I love the Bible. I have come to have little patience with biblicism.
The most “biblical” Jews in Jesus’ day were the Pharisees. We commonly criticize them for their hypocrisy, for exalting human traditions over God’s Word, or for adding a multitude of rules in their attempt to interpret scripture for religious practice.
I think their real problem was that they were too “biblical.”
The Pharisees formed the group that valued Torah above all and saw meticulous keeping of Torah as the way to rescue Israel from exile and usher in the messianic age.
Ironically, it was the fact that they had their “noses stuck in the text” that caused them to miss Jesus the Messiah and the way of redemption.
You search the scriptures because you think that in them you have eternal life; and it is they that testify on my behalf. Yet you refuse to come to me to have life. (John 8:39-40)
Jesus also criticized them for a biblicism that placed ideas and doctrines above seeing other human beings through eyes of mercy and understanding their own connection with them in a common humanity. I think this is one point of Luke’s story about Jesus in Luke 14:
On one occasion when Jesus was going to the house of a leader of the Pharisees to eat a meal on the sabbath, they were watching him closely. Just then, in front of him, there was a man who had dropsy. And Jesus asked the lawyers and Pharisees, ‘Is it lawful to cure people on the sabbath, or not?’ But they were silent. So Jesus took him and healed him, and sent him away. Then he said to them, ‘If one of you has a child or an ox that has fallen into a well, will you not immediately pull it out on a sabbath day?’ And they could not reply to this.
Their concern was for the sanctity of the Sabbath. They couldn’t see the poor man in need of healing right before their eyes. They were incapable of rejoicing when Jesus healed him. And, worst of all, they couldn’t even answer a simple, common sense question about natural human concern that Jesus asked them.
Biblically correct, they were bankrupt when it came to real life. Everything had to be filtered through the Book. Every move had to be justified by chapter and verse. It paralyzed them from acting as normal human beings and seeing others with eyes of love.
I read an example of this the other day on the Mere Orthodoxy blog.
It was an article about how the #METOO movement has come to the Southern Baptist Church. Thankfully, the author offered a critique of the stupid pharisaical counsel Paige Patterson gave an abused woman when he was a pastor. This has been raising quite a stink among the Southern Baptists, and it should. And Brian Mesimer at Mere Orthodoxy correctly takes Patterson to task, suggesting that his comments were “at best unwise, and at worst, reckless.” Furthermore, he offers some pretty good counsel a couple of times in the piece, saying that, in such a case, a church should help a person suffering abuse to get to a place of safety in the short term.

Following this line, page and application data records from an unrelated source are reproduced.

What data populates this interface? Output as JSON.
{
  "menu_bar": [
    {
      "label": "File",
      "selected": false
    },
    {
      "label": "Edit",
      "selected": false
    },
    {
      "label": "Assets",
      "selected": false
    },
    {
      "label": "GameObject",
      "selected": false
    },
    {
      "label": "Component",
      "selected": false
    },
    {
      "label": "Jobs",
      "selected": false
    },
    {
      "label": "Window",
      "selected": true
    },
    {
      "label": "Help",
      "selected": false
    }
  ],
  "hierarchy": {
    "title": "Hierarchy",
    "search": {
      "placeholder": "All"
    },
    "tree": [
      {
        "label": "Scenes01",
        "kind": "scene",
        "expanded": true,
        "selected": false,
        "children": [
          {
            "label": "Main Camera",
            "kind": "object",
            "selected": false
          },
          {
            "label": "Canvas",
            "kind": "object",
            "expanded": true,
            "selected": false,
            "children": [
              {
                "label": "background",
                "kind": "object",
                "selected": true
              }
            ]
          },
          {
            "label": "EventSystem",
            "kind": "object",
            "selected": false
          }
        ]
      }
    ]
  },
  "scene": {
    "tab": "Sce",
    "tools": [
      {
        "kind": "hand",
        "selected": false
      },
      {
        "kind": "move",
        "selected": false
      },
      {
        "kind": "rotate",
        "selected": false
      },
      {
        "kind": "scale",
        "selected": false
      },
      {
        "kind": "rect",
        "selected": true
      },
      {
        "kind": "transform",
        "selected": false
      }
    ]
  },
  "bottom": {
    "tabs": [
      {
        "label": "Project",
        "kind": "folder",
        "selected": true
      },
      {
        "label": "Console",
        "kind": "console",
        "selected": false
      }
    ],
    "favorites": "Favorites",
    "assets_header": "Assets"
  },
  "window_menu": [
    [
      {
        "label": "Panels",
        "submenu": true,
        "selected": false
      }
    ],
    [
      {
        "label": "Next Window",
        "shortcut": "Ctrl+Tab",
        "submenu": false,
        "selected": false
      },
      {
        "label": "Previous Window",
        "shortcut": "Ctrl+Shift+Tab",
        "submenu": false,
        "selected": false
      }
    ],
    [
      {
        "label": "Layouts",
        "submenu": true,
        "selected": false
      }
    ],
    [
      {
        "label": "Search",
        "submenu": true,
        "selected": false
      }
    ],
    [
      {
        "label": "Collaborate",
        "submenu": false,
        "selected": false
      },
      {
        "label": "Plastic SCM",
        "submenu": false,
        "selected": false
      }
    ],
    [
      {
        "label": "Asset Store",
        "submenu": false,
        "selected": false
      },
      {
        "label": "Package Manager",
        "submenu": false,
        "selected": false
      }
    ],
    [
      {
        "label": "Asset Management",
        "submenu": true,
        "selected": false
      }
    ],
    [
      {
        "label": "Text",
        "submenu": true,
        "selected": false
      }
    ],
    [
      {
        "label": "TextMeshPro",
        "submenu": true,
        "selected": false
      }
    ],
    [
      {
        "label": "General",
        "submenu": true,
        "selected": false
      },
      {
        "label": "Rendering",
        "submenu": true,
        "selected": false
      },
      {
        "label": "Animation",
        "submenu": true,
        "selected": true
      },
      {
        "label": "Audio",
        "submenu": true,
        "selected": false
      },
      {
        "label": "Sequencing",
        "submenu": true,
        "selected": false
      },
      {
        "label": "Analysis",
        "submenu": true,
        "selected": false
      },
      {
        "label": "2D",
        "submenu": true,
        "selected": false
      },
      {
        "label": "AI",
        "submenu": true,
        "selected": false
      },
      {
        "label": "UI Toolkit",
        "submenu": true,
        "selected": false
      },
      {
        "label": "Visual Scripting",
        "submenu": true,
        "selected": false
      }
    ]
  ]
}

However, then comes the biblicist move — Mesimer writes: And yet can he [i.e. Patterson] be proved wrong using Scripture?
What follows is theological analysis using Bible verses. What does the Bible teach about divorce? Is there a difference in the counsel we should give if both spouses are believers? What steps should be taken, according to Biblical teaching, to engage the abuser in a process of church discipline? In fact, Mesimer turns the whole thing into an argument for a more robust, “biblical” program of discipline by the church as a means of helping abusers change.
Herein lies the biblicist priority: not what’s actually happening to people and how we can help them, but what right ideas should we be thinking about, based on scripture.
The more I read, the more I cringed. The entire situation had been turned into a pharisaical debate about biblical teaching and how to most appropriately apply Bible verses to people’s lives.
Sorry, I don’t want any part of this approach any more. I don’t need the Bible to tell me what to do when a woman shows up at church with blackened eyes. I’m suggesting we get our noses out of the Book, forget “biblical principles,” show mercy, and advocate for the person in need. Jesus did not ask himself the question, “Can I prove these Pharisees wrong using Scripture?” Instead, he asked the Pharisees questions about common sense humanitarian concern. And they could not answer.
If a child falls into a well on the Sabbath, pull him out and get him the medical help he needs. Immediately.
If an ox falls into a well, get the neighbors to help you, rescue the poor beast, and call the vet. Right now.
If a woman comes to you and her husband has been beating her, tell her to get the heck out of there. Help her do it, if she’ll let you. Find her a safe place to stay. Contact the authorities and advocate for her. Help her heal. Help her get a divorce if she needs one to protect herself and/or her children. Stay with her over the long haul. Let the chips fall where they may and seek wisdom for how to deal with the abuser. Keep things case by case — don’t force everybody through your “biblical” program.
Act like a human being and help another human being.
You just might see more Jesus in that than in a thousand Bible verses.